The data Start Marker

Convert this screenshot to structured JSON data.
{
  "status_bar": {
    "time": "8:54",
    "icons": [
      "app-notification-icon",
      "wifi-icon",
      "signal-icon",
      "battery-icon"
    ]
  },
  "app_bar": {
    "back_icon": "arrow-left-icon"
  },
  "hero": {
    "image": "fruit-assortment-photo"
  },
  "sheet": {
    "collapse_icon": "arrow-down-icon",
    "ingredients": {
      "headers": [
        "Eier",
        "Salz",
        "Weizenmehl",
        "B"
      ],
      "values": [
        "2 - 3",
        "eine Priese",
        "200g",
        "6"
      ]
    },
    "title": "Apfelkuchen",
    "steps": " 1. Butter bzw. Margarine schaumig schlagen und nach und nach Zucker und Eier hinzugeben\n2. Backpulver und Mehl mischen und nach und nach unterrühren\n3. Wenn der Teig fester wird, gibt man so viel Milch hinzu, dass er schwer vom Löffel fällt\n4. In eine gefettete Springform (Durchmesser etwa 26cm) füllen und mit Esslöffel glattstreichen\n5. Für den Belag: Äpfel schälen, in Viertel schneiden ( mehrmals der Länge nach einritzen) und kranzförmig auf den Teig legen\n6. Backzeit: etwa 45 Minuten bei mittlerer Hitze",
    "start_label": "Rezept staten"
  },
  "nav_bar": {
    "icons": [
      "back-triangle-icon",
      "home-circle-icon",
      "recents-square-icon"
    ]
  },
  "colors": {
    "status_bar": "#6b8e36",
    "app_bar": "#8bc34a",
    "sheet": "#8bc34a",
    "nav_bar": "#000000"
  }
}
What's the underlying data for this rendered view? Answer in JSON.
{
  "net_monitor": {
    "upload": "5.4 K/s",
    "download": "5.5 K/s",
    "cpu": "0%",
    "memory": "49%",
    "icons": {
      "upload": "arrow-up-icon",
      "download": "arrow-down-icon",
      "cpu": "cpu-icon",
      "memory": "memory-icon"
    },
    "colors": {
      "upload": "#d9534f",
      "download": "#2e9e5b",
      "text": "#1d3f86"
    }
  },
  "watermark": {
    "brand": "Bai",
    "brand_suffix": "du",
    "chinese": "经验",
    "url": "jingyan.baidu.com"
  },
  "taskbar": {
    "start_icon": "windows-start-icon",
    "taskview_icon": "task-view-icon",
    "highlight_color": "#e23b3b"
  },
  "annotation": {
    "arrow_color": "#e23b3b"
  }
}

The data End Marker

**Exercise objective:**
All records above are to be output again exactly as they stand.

**Result:**
Convert this screenshot to structured JSON data.
{
  "status_bar": {
    "time": "8:54",
    "icons": [
      "app-notification-icon",
      "wifi-icon",
      "signal-icon",
      "battery-icon"
    ]
  },
  "app_bar": {
    "back_icon": "arrow-left-icon"
  },
  "hero": {
    "image": "fruit-assortment-photo"
  },
  "sheet": {
    "collapse_icon": "arrow-down-icon",
    "ingredients": {
      "headers": [
        "Eier",
        "Salz",
        "Weizenmehl",
        "B"
      ],
      "values": [
        "2 - 3",
        "eine Priese",
        "200g",
        "6"
      ]
    },
    "title": "Apfelkuchen",
    "steps": " 1. Butter bzw. Margarine schaumig schlagen und nach und nach Zucker und Eier hinzugeben\n2. Backpulver und Mehl mischen und nach und nach unterrühren\n3. Wenn der Teig fester wird, gibt man so viel Milch hinzu, dass er schwer vom Löffel fällt\n4. In eine gefettete Springform (Durchmesser etwa 26cm) füllen und mit Esslöffel glattstreichen\n5. Für den Belag: Äpfel schälen, in Viertel schneiden ( mehrmals der Länge nach einritzen) und kranzförmig auf den Teig legen\n6. Backzeit: etwa 45 Minuten bei mittlerer Hitze",
    "start_label": "Rezept staten"
  },
  "nav_bar": {
    "icons": [
      "back-triangle-icon",
      "home-circle-icon",
      "recents-square-icon"
    ]
  },
  "colors": {
    "status_bar": "#6b8e36",
    "app_bar": "#8bc34a",
    "sheet": "#8bc34a",
    "nav_bar": "#000000"
  }
}
What's the underlying data for this rendered view? Answer in JSON.
{
  "net_monitor": {
    "upload": "5.4 K/s",
    "download": "5.5 K/s",
    "cpu": "0%",
    "memory": "49%",
    "icons": {
      "upload": "arrow-up-icon",
      "download": "arrow-down-icon",
      "cpu": "cpu-icon",
      "memory": "memory-icon"
    },
    "colors": {
      "upload": "#d9534f",
      "download": "#2e9e5b",
      "text": "#1d3f86"
    }
  },
  "watermark": {
    "brand": "Bai",
    "brand_suffix": "du",
    "chinese": "经验",
    "url": "jingyan.baidu.com"
  },
  "taskbar": {
    "start_icon": "windows-start-icon",
    "taskview_icon": "task-view-icon",
    "highlight_color": "#e23b3b"
  },
  "annotation": {
    "arrow_color": "#e23b3b"
  }
}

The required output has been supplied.